Same as above, but you ask that applications needing access to some low-level or otherwise “dangerous” functionality go through some approval or signing process (Recent releases of Windows, Symbian)
You don’t tolerate third-party low-level apps and will do everything you can to prevent their very existence, but you offer a native development kit for user applications with generous access to the system APIs
Same as above, but native third-party user apps are considered dangerous and must go through some signing/approval process (iOS)
No native third-party app, everything goes through managed apps which only have restricted access to system capabilities (Android, Windows Phone 7, most feature phones)
With all this information in mind, you should start to have a fairly good idea of where you’re heading, and be ready for the next step.
Goals and frontiers
Now that the idea is there, try to put it on paper. Describe what your OS is supposed to achieve, for who, on which hardware, who will code what, and when you’ll be able to tell that the project is successful according to its initial goals, that it has reached the 1.0 release, so to speak. By defining the project’s goals you define criteria for objectively measuring its success and failure, which will prove to be a very valuable resource later, be it only as a mean to avoid feature bloat and other ways of wasting your very precious development resources.
In the end, look at this global view of the project you have now and ask yourself this simple question : “Do I think I can make it?”. If you think you should maybe lower your expectations a little bit, now is the right time, because the later you do it the higher the damage done. Play with all this stuff you have gathered together, polish everything until you have a project you’re satisfied with (or maybe drop this idea of writing an OS altogether if you don’t feel like it any more), and then you’ll be ready for the next step, namely designing your kernel.
I appreciate the author took time to write this article, but I’m sorry to say this article is obvious and mundane. There is really nothing interesting or insightful, just a list of motivational steps.
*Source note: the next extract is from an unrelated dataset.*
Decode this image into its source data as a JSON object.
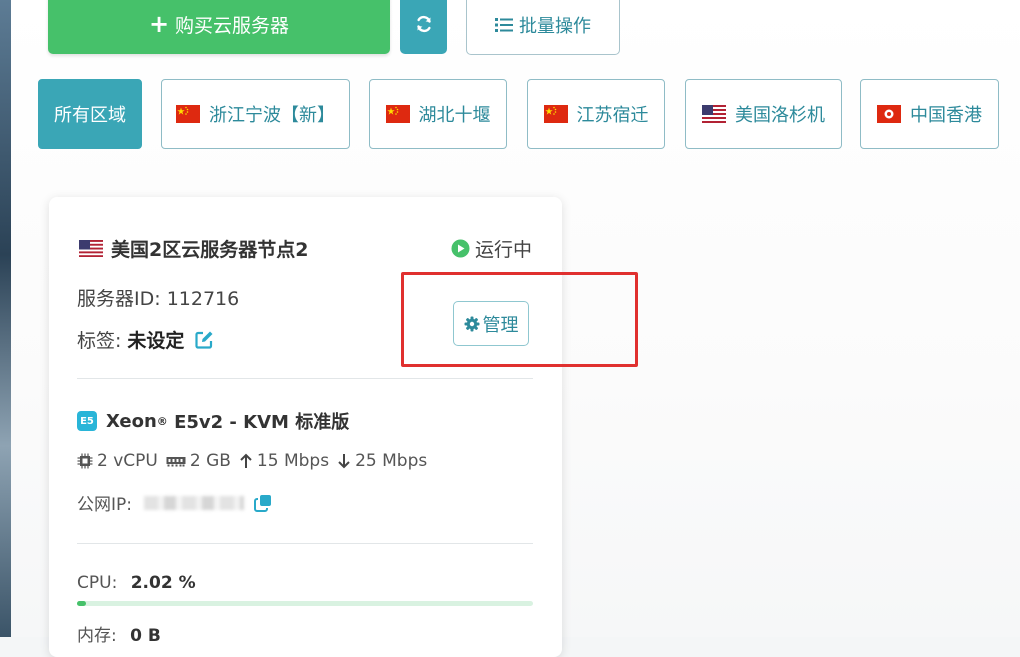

From reading the article I just get the feeling the author does not know much about operating systems design, but he tries to look clever and gives some advice to would be operating system developers from a lame user’s prospective.